S Asian women vow to fight trafficking |
A three-day programme of the South Asian Court of Women on the Violence of Trafficking and HIV/AIDS began in the city yesterday.
On the first day of the programme, a roundtable discussion was held at the IDB Bhaban to understand and find ways to respond to the increasing violence and vulnerability associated with trafficking in women and children and to combat the deadly HIV/AIDS.
Later, participants, all in black, congregated in front of the parliament building to protest the trafficking of women and children.
The programme is being organised by Unnayan Bikolper Niti Nirdharani Gabeshona (UBINIG) and Narigrantha Prabartana as part of a worldwide initiative taken by Asian Women Human Rights Council (AWHRC) in partnership with the United Nations Development Programme (UNDP) and OXFAM South Asia.
The meeting was told that cross-border trafficking of women and children has been reported by the UNDP as the third largest and fastest growing sector of the global illegal trade involving an estimated seven billion dollars a year.
A part of the discussion titled 'Beyond Borders: Trafficking, Human Insecurity and National Security' dealt with the issues of women's security undermined by globalisation and re-conceptualising national security to include the poor.
In "Innovative Partnerships: Integrating Trafficking and HIV/AIDS", the participants called for de-criminalisation of sex-workers, refocusing on the rural sector and re-defined some of the existing contentious terms in the field.

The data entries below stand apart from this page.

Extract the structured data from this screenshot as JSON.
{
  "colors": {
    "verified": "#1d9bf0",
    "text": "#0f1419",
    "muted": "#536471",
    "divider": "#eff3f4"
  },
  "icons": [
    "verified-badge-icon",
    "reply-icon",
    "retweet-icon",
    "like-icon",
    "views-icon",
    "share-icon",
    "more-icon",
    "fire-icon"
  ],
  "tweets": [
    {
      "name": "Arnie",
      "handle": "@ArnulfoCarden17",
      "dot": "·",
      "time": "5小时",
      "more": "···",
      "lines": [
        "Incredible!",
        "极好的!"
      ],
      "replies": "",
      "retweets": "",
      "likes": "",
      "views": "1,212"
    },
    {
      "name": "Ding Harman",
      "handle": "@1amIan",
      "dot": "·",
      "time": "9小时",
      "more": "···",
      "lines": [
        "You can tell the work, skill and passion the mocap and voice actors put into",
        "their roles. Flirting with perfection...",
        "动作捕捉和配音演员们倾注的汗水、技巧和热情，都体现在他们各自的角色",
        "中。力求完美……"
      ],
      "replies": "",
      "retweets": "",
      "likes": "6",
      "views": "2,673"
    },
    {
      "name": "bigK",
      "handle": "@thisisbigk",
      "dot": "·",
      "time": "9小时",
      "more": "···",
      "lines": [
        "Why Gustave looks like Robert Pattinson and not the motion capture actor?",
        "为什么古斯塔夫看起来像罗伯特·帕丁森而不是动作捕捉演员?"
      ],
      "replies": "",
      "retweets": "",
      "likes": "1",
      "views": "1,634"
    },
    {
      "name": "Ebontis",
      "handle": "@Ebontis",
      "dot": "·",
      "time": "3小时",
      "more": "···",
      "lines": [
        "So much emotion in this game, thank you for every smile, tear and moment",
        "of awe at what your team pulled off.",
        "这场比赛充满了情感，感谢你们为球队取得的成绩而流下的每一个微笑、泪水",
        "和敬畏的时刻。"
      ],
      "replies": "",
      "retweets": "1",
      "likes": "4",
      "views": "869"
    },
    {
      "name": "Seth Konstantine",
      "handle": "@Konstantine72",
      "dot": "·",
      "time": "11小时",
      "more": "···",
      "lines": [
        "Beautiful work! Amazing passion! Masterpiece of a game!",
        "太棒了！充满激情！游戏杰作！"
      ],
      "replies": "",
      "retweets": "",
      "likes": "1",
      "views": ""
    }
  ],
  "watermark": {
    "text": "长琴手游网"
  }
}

In "Refocusing Issues: Media Representation of Trafficking and HIV/AIDS", participants stressed the need to put greater emphasis on the identity of traffickers, rapists and organised crime syndicates than on the victims.
Other topics included "Human Rights and Inhuman Wrongs: State Policies and Trafficking" and "A Burst of Light: Celebrating Survival and Resistance".
The discussions followed an inaugural address by Minister for Women and Children Affairs Khurshid Jahan Huq, where she identified poverty and illiteracy as contributing factors to women's falling victim to trafficking.
Farida Akhter from UBINIG and UNDP's Resident Representative Jorgen Lissner introduced the programme for the day. Winnie Mandela and Gayatri Chakravarti Spivak were among the participants numbering some 300.